— Exercise —
Scan the records for "define" and copy each line that contains it.

Source data:
• • •

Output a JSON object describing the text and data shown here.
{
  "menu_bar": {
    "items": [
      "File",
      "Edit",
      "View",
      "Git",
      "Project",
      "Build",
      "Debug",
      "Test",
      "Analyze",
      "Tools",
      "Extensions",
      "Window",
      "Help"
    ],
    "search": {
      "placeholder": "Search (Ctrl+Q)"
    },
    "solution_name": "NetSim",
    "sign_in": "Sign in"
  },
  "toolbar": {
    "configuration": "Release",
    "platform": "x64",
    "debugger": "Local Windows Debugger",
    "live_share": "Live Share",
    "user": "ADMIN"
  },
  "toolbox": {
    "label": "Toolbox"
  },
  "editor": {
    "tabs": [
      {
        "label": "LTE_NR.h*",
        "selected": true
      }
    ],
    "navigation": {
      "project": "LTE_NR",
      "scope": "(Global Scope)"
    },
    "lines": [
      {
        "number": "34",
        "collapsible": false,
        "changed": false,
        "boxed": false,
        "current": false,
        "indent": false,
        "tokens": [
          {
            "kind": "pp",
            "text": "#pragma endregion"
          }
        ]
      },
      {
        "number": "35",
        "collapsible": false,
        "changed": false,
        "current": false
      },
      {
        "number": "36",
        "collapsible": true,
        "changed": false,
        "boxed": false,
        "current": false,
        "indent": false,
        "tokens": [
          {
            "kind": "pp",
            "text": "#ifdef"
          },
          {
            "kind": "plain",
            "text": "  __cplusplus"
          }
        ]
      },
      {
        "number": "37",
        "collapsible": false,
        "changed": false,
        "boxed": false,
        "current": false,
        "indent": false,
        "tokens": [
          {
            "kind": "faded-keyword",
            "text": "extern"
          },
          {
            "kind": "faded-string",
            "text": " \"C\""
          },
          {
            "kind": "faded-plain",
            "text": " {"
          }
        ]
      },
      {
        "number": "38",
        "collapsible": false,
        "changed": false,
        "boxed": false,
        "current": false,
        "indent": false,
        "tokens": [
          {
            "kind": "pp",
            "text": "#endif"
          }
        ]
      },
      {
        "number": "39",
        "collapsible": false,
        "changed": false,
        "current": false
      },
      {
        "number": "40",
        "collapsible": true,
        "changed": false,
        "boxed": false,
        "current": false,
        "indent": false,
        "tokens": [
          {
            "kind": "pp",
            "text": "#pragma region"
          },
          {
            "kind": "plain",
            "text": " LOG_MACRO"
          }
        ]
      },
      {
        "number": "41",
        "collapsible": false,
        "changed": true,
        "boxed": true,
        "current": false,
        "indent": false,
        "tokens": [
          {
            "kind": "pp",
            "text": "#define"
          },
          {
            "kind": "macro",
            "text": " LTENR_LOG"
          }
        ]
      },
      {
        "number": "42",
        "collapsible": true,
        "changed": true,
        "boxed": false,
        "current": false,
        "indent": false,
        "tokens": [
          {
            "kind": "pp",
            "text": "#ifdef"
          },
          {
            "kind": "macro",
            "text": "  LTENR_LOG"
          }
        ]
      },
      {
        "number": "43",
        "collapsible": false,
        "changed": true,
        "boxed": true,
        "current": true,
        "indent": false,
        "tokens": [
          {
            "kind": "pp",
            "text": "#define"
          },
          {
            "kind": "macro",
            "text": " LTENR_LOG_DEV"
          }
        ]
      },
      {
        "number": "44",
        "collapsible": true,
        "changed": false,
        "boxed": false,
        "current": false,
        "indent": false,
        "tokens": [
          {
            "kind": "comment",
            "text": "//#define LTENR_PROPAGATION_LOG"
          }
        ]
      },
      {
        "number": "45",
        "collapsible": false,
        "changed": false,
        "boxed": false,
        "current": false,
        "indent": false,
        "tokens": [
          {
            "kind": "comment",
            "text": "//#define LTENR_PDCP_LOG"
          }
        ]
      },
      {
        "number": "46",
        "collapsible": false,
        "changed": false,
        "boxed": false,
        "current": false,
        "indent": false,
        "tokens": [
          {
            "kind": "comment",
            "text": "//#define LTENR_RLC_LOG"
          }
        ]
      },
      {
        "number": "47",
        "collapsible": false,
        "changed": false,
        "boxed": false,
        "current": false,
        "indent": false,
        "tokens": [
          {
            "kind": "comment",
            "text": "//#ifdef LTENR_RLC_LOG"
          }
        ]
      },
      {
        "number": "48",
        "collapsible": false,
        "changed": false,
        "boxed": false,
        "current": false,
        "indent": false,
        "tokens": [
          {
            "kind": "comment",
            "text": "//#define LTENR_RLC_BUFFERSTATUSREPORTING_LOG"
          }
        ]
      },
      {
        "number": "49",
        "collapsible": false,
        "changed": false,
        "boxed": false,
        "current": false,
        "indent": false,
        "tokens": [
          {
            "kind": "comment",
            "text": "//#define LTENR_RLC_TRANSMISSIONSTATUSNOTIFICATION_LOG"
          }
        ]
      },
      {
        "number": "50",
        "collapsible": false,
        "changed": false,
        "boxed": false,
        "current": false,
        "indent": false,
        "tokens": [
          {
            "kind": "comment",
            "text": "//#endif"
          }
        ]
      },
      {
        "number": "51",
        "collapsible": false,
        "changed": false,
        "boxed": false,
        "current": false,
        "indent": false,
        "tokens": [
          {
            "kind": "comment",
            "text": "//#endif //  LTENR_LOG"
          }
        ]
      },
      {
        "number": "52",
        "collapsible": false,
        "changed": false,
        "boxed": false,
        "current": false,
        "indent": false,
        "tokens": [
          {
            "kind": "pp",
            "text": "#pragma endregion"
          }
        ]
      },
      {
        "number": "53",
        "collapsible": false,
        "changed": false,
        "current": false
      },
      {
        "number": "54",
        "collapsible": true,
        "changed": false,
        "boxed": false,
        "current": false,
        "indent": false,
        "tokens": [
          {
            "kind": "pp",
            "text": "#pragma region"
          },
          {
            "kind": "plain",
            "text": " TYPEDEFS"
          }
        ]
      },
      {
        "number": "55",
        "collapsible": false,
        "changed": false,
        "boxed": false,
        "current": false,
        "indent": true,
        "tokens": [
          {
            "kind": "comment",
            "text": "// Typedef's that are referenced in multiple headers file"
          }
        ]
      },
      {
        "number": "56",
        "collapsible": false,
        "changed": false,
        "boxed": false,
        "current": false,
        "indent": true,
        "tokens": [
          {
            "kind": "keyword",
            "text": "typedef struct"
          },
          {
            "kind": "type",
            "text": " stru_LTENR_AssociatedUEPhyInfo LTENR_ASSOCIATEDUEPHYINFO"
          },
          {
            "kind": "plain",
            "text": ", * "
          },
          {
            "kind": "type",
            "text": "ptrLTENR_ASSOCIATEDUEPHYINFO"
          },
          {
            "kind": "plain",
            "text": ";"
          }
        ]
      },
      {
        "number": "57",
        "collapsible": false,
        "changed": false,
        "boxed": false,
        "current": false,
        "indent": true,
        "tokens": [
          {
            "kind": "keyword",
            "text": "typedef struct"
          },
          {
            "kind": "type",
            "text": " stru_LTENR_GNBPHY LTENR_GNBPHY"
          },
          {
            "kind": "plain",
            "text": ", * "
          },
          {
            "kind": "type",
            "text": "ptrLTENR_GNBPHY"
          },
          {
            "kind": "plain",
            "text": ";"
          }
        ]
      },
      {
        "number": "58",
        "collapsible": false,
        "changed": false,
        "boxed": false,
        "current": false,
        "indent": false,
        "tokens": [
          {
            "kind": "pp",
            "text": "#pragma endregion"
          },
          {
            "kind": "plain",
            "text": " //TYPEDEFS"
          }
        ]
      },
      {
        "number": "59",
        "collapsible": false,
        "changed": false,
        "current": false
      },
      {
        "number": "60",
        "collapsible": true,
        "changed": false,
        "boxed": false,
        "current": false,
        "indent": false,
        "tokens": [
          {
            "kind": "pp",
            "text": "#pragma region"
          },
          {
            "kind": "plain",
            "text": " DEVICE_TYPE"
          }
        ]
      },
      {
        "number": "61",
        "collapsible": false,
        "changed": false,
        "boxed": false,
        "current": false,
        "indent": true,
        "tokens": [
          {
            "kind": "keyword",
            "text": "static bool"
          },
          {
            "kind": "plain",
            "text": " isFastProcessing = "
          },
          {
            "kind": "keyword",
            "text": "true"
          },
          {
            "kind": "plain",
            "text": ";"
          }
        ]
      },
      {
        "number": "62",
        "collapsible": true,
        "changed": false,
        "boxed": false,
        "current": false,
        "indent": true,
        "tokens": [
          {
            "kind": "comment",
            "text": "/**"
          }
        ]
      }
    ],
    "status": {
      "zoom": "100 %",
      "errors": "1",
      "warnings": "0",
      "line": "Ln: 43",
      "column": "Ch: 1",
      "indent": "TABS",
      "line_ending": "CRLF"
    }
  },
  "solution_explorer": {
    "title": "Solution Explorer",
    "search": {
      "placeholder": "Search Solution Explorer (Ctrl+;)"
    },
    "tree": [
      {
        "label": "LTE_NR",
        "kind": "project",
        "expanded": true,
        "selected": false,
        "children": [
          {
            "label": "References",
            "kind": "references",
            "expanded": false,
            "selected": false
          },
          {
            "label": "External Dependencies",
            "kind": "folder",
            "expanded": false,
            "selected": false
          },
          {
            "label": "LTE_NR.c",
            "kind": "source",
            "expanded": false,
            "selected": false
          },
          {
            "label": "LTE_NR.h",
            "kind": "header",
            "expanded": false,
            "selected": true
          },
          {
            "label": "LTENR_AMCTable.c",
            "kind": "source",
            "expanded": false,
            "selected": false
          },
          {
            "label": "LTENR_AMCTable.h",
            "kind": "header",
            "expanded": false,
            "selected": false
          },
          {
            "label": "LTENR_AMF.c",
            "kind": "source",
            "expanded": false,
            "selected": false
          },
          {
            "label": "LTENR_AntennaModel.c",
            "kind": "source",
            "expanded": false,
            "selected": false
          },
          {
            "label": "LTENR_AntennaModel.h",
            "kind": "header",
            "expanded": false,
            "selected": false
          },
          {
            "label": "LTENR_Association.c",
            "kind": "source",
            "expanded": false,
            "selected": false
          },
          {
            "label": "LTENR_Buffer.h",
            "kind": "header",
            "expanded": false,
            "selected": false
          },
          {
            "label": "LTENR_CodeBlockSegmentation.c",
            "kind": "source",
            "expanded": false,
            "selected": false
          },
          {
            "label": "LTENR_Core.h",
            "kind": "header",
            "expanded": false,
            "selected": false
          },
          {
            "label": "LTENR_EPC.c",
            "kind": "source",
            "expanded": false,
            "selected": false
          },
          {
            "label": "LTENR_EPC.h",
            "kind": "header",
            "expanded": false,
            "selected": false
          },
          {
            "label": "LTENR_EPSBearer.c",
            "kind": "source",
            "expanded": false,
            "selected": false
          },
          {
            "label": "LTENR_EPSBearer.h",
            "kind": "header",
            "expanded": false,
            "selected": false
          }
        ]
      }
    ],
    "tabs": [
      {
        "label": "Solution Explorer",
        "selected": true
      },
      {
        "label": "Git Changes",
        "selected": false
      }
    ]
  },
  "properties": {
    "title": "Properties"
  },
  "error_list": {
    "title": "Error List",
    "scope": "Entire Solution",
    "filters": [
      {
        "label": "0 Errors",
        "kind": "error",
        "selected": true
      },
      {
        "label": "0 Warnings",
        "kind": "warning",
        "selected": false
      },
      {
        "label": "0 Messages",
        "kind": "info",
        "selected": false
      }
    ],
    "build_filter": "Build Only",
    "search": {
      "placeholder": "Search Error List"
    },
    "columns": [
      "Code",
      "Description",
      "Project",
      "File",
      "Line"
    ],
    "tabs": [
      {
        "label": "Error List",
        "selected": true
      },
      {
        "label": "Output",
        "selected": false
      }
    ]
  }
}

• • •

— Exercise output —
            "text": "#define"
            "text": "#define"
            "text": "//#define LTENR_PROPAGATION_LOG"
            "text": "//#define LTENR_PDCP_LOG"
            "text": "//#define LTENR_RLC_LOG"
            "text": "//#define LTENR_RLC_BUFFERSTATUSREPORTING_LOG"
            "text": "//#define LTENR_RLC_TRANSMISSIONSTATUSNOTIFICATION_LOG"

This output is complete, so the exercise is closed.